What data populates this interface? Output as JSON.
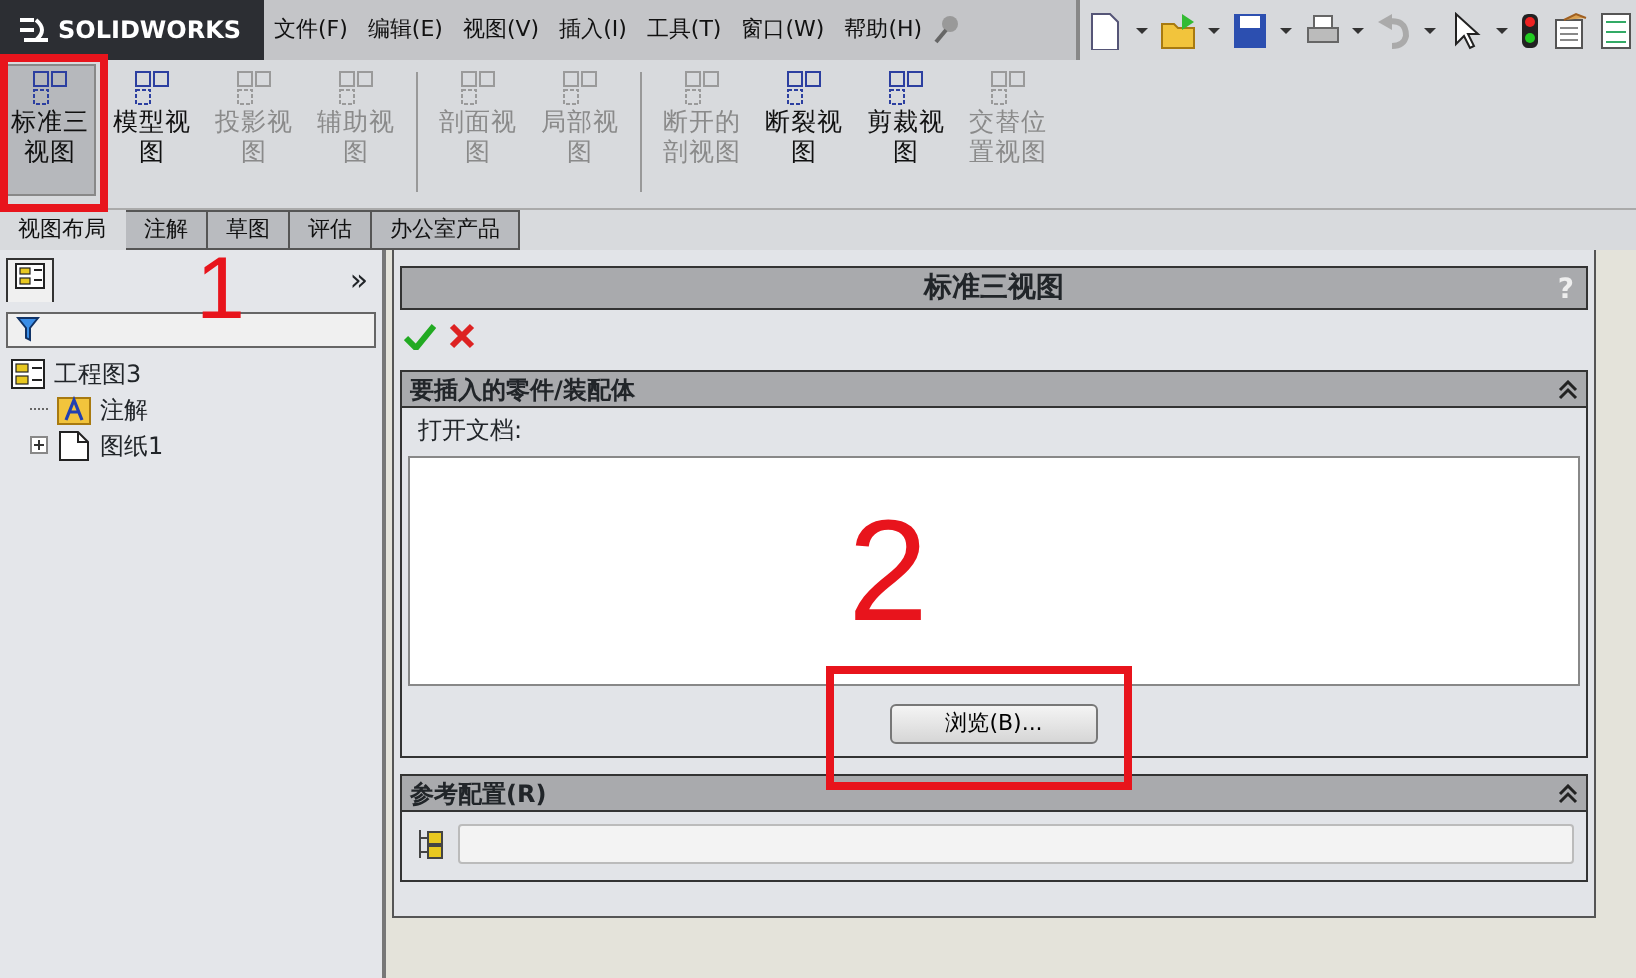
{
  "app": {
    "logo": "SOLIDWORKS"
  },
  "menu": [
    {
      "label": "文件(F)"
    },
    {
      "label": "编辑(E)"
    },
    {
      "label": "视图(V)"
    },
    {
      "label": "插入(I)"
    },
    {
      "label": "工具(T)"
    },
    {
      "label": "窗口(W)"
    },
    {
      "label": "帮助(H)"
    }
  ],
  "ribbon": [
    {
      "label": "标准三视图",
      "selected": true,
      "disabled": false
    },
    {
      "label": "模型视图",
      "selected": false,
      "disabled": false
    },
    {
      "label": "投影视图",
      "selected": false,
      "disabled": true
    },
    {
      "label": "辅助视图",
      "selected": false,
      "disabled": true,
      "separator_after": true
    },
    {
      "label": "剖面视图",
      "selected": false,
      "disabled": true
    },
    {
      "label": "局部视图",
      "selected": false,
      "disabled": true,
      "separator_after": true
    },
    {
      "label": "断开的剖视图",
      "selected": false,
      "disabled": true
    },
    {
      "label": "断裂视图",
      "selected": false,
      "disabled": false
    },
    {
      "label": "剪裁视图",
      "selected": false,
      "disabled": false
    },
    {
      "label": "交替位置视图",
      "selected": false,
      "disabled": true
    }
  ],
  "ribbon_tabs": [
    {
      "label": "视图布局",
      "selected": true
    },
    {
      "label": "注解",
      "selected": false
    },
    {
      "label": "草图",
      "selected": false
    },
    {
      "label": "评估",
      "selected": false
    },
    {
      "label": "办公室产品",
      "selected": false
    }
  ],
  "feature_tree": {
    "collapse": "»",
    "items": [
      {
        "label": "工程图3",
        "kind": "drawing",
        "children": [
          {
            "label": "注解",
            "kind": "annotations"
          },
          {
            "label": "图纸1",
            "kind": "sheet",
            "expanded": false
          }
        ]
      }
    ]
  },
  "property_manager": {
    "title": "标准三视图",
    "help": "?",
    "sections": [
      {
        "title": "要插入的零件/装配体",
        "kind": "open-document",
        "expanded": true,
        "label": "打开文档:",
        "button": "浏览(B)..."
      },
      {
        "title": "参考配置(R)",
        "kind": "configuration",
        "expanded": true
      }
    ]
  },
  "annotations": [
    {
      "text": "1"
    },
    {
      "text": "2"
    }
  ]
}
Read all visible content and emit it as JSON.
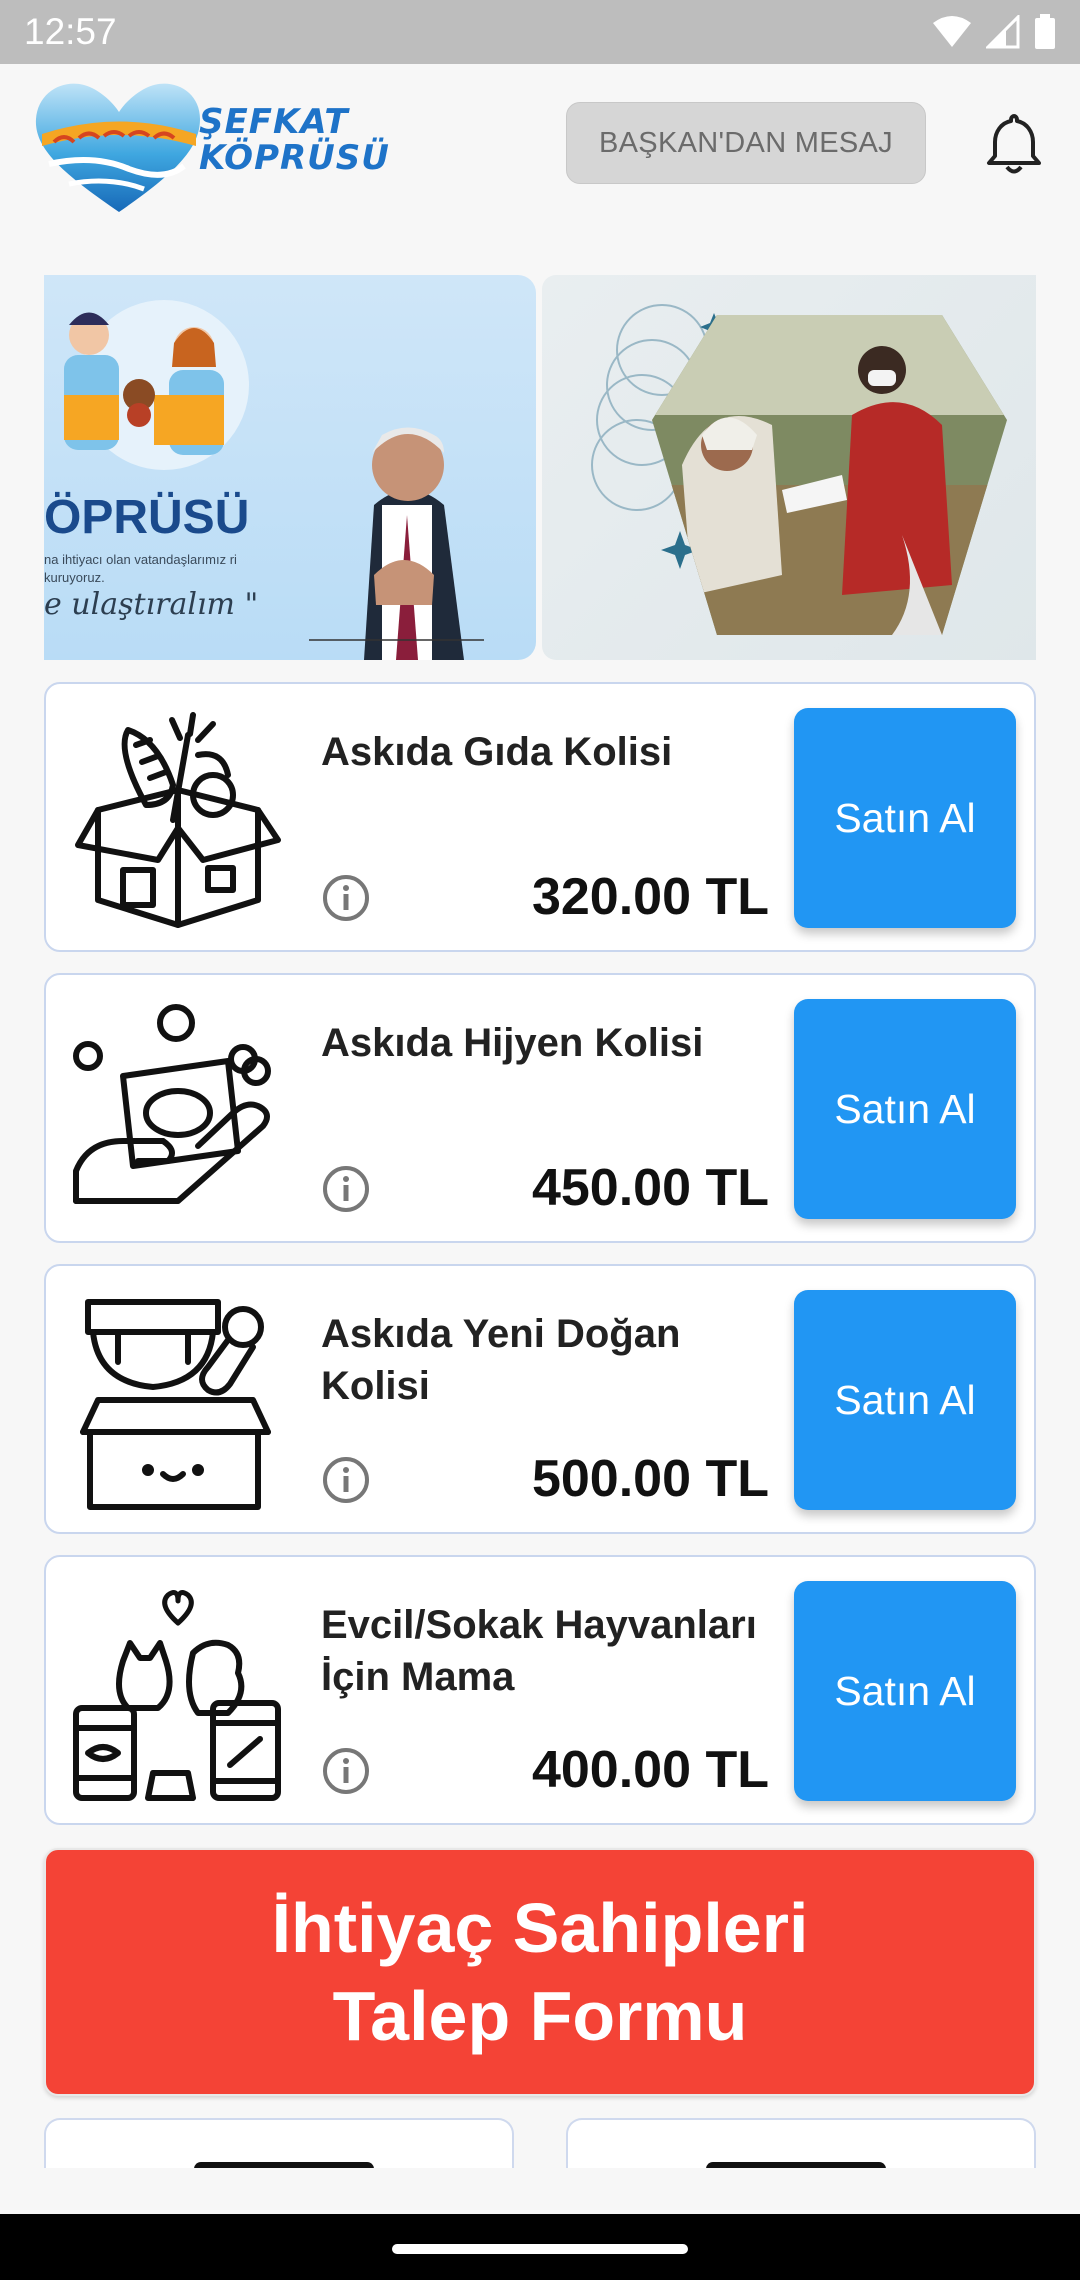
{
  "status_bar": {
    "time": "12:57",
    "icons": [
      "wifi-icon",
      "signal-icon",
      "battery-icon"
    ]
  },
  "header": {
    "logo_line1": "ŞEFKAT",
    "logo_line2": "KÖPRÜSÜ",
    "message_button": "BAŞKAN'DAN MESAJ",
    "notification_icon": "bell-icon"
  },
  "banner": {
    "slide1_title": "ÖPRÜSÜ",
    "slide1_sub": "na ihtiyacı olan vatandaşlarımız ri kuruyoruz.",
    "slide1_script": "e ulaştıralım \""
  },
  "products": [
    {
      "title": "Askıda Gıda Kolisi",
      "price": "320.00 TL",
      "button": "Satın Al",
      "icon": "food-box-icon"
    },
    {
      "title": "Askıda Hijyen Kolisi",
      "price": "450.00 TL",
      "button": "Satın Al",
      "icon": "hygiene-hand-icon"
    },
    {
      "title": "Askıda Yeni Doğan Kolisi",
      "price": "500.00 TL",
      "button": "Satın Al",
      "icon": "newborn-box-icon"
    },
    {
      "title": "Evcil/Sokak Hayvanları İçin Mama",
      "price": "400.00 TL",
      "button": "Satın Al",
      "icon": "pet-food-icon"
    }
  ],
  "request_form": {
    "line1": "İhtiyaç Sahipleri",
    "line2": "Talep Formu"
  },
  "colors": {
    "primary": "#2196f3",
    "danger": "#f44336",
    "status_bar": "#bdbdbd"
  }
}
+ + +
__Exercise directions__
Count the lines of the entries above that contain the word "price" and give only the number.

__Finished exercise__
4